1 Thessalonians 2:17-3:5
Destined for Affliction
In this short vignette, we see the heart of the great Apostle for his charges, those whom he served as midwife when the Spirit birthed anew these Thessalonians into the Kingdom. He was torn away from them by those who hindered the preaching of the gospel and run off to Berea, those same people then running him off from that town when they heard he was there (Acts 17:1-15). So concerned for their well-being, he dispatched young Timothy to see how they were doing when he was in Athens.
There are two matters in this passage that deserve attention. First is Paul’s statement that he wanted to visit the Thessalonians time and again, “but Satan hindered us.” How are we to understand this? Quite simply, we must acknowledge that there are demonic forces in the world that seek to thwart the work of God at every level. This is the plain teaching of Scripture. We even see in the gospels where our Lord was constantly faced with demonic opposition either from those afflicted by such possession or those who wanted to kill him. This should not startle us. Indeed, the Apostle Peter tells us that “the devil prowls around like a roaring lion seeking someone to devour” (1 Peter 5:8). We take comfort in knowing that regardless of our adversary’s fury, he is ever on our Savior’s leash: “This far and no farther,” we learn from Scripture’s account of Job (chs. 1-2). Through such struggle the Lord teaches us to pray without ceasing like the widow who pleaded justice (Luke 18:1-8).
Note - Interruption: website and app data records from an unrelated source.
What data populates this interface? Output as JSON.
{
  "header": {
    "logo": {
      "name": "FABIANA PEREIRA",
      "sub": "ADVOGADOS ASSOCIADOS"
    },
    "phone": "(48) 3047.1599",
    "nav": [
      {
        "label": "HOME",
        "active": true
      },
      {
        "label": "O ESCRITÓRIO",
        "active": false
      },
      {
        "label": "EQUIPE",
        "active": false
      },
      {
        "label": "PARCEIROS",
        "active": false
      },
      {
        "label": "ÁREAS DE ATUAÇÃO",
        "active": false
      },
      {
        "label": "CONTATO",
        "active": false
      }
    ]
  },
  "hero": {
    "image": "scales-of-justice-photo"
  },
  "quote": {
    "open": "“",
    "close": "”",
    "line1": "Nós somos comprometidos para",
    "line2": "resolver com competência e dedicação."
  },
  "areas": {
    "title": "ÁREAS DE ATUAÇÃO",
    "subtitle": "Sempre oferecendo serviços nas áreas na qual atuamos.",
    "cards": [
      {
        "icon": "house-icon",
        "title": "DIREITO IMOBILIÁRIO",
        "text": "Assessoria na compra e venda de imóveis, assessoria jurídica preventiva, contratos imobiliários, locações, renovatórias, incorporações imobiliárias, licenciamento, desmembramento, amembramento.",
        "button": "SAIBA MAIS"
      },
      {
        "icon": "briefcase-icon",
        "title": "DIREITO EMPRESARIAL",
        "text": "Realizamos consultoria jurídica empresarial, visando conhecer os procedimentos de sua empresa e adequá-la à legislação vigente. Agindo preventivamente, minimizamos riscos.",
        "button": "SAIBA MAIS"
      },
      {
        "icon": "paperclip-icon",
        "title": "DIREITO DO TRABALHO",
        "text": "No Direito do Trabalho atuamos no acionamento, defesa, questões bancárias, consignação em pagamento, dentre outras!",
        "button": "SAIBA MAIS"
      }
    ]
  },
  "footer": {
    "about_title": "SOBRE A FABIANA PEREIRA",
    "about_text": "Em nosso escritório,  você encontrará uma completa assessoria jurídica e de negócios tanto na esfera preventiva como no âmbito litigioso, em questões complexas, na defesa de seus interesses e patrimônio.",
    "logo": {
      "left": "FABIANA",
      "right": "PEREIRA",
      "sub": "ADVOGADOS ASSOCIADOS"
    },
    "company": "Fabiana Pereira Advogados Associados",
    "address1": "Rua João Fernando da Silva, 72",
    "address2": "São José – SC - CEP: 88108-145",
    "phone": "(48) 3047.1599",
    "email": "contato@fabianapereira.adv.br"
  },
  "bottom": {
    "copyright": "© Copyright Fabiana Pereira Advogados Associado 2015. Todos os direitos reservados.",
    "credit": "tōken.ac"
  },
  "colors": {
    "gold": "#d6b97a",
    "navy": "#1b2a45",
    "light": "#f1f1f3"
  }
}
The second matter that comes glaring at us is a truth few wish to hear, particularly in a country where Christians have carried so few burdens, and that is that we are destined for affliction. Paul had warned the new believers in Thessalonica of such, “just as it [came] to pass.” This is a hard truth and hard to bear, and one which is coming to America—indeed is already at the door. And yet, we should not be surprised. We have been the benefactors of a Christian heritage from Plymouth forward, not that our nation was ever perfect, but that it at least assumed a Christian ethos. That has changed. But we must understand that from a Scriptural point of view, our history is the anomaly in the world. Paganism was bound to triumph at some point given man’s natural inclination to sin. The Church has always been a minority throughout history and generally quite powerless. And as we draw closer to the end, both Satan’s masks and gloves will come off. We must steel ourselves with fasting, prayer, and Scripture, just as our Lord did (Matthew 4:1-11), and take up the cross and follow him (Mark 8:34).